Interface dataset entries>
————

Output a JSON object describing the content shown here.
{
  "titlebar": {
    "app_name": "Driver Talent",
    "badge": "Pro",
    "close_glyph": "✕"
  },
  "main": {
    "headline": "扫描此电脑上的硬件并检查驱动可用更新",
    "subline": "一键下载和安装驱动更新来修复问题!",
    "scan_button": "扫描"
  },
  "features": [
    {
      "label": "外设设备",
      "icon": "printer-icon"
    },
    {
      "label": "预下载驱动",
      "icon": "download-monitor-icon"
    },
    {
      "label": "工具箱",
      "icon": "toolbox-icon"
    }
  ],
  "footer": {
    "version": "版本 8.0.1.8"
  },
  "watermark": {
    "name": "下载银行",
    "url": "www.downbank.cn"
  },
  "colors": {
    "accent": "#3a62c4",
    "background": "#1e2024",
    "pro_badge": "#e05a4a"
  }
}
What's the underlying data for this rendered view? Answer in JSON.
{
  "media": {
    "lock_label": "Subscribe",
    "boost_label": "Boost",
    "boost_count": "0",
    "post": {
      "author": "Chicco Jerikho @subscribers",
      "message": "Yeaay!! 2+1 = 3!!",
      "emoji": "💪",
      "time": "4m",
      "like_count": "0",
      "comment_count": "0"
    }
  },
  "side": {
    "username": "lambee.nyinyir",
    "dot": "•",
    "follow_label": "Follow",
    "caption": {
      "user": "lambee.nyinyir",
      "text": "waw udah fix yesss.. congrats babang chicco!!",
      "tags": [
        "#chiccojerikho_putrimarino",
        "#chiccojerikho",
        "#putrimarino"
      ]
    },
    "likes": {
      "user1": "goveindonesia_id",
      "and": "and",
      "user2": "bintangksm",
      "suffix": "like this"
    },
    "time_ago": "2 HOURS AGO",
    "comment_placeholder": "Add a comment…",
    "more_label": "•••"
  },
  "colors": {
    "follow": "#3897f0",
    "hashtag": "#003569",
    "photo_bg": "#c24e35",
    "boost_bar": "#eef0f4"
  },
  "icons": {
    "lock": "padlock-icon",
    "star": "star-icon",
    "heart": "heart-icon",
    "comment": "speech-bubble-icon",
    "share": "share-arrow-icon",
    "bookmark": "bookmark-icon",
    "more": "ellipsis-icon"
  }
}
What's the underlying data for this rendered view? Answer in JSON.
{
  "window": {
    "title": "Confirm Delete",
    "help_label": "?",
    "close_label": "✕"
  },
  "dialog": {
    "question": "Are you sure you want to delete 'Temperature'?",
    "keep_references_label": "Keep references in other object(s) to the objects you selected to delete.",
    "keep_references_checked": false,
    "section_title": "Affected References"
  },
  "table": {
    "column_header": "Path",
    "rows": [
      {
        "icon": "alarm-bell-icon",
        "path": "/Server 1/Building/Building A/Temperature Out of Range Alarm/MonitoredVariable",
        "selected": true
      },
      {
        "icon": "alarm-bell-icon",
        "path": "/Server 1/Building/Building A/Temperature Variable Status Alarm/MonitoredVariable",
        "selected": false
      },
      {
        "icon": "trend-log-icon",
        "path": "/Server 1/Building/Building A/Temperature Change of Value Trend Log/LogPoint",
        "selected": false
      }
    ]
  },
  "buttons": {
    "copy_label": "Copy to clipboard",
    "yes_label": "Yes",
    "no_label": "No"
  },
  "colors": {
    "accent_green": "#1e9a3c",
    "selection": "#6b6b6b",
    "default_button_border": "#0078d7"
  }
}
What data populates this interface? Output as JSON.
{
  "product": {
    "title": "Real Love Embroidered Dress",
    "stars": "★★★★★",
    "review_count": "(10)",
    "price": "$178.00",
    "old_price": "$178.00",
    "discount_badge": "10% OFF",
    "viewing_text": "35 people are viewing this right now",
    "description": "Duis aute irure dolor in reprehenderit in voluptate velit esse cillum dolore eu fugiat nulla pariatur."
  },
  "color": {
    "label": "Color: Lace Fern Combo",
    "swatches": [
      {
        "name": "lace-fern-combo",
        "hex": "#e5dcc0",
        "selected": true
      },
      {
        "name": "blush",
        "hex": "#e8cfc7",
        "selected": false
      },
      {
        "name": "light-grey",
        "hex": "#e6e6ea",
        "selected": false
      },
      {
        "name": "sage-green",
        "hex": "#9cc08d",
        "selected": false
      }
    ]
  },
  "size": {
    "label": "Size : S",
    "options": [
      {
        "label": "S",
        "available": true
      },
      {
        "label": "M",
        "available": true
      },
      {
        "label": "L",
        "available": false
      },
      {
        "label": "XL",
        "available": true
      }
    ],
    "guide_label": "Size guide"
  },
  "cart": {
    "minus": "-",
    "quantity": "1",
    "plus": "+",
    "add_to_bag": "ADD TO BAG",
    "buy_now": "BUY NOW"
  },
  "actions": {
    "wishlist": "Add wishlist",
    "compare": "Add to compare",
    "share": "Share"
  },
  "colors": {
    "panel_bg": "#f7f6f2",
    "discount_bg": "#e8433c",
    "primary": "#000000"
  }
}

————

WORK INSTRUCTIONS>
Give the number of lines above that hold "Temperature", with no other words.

RESPONSE FOR THIS EXERCISE>
4